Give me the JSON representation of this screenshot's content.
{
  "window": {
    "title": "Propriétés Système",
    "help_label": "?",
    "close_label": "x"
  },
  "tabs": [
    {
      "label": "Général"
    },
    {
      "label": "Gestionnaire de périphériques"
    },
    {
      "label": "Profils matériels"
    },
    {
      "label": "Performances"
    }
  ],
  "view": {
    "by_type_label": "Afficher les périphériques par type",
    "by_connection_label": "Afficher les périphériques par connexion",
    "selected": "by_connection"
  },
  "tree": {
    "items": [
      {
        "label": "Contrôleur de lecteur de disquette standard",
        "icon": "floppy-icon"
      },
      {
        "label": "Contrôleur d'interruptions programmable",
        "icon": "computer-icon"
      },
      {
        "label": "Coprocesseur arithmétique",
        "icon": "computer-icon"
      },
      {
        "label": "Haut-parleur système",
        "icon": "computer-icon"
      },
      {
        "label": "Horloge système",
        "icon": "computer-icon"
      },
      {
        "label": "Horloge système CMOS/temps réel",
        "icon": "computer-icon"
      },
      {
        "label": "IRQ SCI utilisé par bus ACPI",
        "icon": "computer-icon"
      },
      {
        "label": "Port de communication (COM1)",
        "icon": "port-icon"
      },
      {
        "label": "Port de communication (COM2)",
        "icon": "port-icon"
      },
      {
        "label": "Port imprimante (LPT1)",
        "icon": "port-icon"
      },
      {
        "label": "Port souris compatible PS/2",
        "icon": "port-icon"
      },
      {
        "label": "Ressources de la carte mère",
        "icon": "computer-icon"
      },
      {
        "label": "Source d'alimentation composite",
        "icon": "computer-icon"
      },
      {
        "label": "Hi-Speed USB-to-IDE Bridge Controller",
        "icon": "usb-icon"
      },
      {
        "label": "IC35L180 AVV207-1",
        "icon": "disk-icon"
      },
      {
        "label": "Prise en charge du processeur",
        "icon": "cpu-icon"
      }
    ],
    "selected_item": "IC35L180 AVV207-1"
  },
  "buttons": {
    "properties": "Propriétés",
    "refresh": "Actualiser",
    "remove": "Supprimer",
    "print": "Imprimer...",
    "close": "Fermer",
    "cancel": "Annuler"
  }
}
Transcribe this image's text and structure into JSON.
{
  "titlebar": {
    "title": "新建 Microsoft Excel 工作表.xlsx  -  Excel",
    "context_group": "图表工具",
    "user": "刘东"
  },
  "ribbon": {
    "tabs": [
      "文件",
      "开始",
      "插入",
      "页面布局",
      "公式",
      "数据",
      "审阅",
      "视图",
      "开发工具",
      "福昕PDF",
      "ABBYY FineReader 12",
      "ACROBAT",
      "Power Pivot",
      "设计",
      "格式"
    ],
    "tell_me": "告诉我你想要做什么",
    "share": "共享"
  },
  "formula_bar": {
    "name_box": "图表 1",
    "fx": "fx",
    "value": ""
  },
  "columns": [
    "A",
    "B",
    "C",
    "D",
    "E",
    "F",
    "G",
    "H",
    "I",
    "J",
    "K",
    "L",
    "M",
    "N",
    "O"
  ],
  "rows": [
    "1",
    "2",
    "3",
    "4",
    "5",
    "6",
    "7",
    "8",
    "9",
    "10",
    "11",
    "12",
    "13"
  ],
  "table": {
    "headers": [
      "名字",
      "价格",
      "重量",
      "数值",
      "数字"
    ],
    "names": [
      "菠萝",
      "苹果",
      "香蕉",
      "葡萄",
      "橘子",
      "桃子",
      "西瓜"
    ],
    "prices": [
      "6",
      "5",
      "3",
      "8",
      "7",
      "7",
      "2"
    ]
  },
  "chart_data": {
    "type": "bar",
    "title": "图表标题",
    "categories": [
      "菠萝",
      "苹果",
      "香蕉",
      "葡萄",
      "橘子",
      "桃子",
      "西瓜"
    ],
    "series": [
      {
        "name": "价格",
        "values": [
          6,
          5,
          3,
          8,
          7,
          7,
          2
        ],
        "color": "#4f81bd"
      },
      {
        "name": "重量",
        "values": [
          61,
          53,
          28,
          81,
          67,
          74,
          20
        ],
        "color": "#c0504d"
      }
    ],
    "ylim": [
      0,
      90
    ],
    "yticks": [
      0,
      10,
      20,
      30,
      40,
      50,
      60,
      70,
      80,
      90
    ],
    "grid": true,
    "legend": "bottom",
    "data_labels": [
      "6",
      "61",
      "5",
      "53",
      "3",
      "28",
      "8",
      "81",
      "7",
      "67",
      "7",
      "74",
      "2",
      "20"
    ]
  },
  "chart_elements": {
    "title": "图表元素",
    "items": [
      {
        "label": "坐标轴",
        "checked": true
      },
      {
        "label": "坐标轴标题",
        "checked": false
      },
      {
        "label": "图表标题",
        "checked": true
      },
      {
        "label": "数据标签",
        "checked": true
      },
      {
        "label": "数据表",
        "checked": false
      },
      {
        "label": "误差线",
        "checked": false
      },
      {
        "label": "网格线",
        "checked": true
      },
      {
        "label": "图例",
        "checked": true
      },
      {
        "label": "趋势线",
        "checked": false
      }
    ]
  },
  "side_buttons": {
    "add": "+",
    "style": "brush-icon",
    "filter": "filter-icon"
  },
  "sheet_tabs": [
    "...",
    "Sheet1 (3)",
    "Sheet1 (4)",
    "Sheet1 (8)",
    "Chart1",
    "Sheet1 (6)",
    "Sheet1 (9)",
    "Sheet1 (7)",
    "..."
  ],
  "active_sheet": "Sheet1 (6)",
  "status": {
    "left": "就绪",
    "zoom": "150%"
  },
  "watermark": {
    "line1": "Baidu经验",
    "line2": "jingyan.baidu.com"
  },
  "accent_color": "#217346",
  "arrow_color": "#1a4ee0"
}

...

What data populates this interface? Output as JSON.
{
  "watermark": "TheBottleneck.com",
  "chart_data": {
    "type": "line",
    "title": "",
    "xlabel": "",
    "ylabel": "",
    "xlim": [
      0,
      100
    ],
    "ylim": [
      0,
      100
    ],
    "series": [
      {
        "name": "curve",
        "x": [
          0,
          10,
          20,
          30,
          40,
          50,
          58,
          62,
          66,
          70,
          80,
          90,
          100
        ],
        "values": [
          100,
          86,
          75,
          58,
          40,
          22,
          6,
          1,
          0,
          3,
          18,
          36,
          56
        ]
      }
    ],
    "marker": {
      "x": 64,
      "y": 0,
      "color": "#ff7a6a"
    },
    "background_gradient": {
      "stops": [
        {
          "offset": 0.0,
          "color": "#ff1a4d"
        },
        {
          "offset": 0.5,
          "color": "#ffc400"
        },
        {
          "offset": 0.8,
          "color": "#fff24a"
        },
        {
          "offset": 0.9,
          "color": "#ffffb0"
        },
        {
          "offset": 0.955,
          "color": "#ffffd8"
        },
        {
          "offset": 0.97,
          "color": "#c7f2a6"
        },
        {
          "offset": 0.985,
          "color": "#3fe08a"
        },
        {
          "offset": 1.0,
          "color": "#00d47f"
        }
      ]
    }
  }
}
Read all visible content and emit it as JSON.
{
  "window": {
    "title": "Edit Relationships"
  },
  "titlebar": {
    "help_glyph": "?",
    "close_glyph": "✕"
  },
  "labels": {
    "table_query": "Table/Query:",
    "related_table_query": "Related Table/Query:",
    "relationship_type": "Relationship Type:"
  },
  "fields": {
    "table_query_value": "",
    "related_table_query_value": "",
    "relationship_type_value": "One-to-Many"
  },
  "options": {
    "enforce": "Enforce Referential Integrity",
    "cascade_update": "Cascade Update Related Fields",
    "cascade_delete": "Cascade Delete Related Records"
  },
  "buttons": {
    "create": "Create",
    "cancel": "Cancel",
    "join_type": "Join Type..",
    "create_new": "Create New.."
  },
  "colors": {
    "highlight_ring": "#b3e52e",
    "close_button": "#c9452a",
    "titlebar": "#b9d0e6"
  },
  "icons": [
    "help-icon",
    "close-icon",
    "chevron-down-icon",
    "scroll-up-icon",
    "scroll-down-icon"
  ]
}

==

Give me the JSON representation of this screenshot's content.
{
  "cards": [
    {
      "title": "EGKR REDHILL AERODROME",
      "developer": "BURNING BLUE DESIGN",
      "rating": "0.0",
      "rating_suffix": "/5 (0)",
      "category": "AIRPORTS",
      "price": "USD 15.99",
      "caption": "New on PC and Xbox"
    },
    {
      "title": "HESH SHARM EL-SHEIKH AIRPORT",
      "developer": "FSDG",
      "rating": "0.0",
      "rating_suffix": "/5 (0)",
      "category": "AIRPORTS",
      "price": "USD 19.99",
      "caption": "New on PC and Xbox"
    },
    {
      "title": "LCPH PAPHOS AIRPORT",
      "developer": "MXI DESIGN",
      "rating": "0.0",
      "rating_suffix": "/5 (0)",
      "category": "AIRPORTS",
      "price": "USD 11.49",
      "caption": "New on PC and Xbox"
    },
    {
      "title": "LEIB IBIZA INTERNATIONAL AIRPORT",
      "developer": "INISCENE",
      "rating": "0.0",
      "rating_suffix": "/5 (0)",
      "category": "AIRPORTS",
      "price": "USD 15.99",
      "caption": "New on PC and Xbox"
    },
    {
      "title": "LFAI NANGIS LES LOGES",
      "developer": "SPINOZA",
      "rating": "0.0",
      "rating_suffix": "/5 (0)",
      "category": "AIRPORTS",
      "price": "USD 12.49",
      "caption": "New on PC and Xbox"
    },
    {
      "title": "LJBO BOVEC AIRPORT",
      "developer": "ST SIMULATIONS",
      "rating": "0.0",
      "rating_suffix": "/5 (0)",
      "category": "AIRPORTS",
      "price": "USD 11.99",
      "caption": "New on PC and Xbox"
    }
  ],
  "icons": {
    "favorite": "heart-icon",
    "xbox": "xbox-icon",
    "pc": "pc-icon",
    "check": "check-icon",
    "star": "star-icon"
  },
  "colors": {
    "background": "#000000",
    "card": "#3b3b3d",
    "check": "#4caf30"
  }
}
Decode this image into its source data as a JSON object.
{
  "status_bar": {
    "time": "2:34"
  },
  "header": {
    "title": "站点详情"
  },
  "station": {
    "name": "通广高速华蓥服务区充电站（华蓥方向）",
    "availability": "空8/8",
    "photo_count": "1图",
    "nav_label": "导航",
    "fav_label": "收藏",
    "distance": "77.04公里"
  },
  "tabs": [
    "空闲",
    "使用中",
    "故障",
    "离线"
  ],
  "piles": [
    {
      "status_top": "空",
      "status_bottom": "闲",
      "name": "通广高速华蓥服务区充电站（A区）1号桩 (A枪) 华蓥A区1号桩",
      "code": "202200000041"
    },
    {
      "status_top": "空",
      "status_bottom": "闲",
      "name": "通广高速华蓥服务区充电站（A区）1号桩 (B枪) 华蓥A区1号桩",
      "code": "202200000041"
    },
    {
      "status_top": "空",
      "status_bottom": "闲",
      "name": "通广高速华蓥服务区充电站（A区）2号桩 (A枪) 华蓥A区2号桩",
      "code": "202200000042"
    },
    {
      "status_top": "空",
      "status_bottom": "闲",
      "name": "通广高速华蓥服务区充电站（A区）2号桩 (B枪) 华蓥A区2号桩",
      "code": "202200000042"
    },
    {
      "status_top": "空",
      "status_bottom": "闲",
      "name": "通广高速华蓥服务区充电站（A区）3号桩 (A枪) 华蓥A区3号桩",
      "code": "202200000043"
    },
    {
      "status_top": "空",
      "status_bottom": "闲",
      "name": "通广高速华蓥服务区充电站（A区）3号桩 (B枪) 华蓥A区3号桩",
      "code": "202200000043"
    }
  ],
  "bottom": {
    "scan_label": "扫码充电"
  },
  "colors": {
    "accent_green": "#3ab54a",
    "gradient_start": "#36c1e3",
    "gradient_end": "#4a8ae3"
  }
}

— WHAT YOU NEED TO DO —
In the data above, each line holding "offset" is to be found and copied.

— RESPONSE —
          "offset": 0.0,
          "offset": 0.5,
          "offset": 0.8,
          "offset": 0.9,
          "offset": 0.955,
          "offset": 0.97,
          "offset": 0.985,
          "offset": 1.0,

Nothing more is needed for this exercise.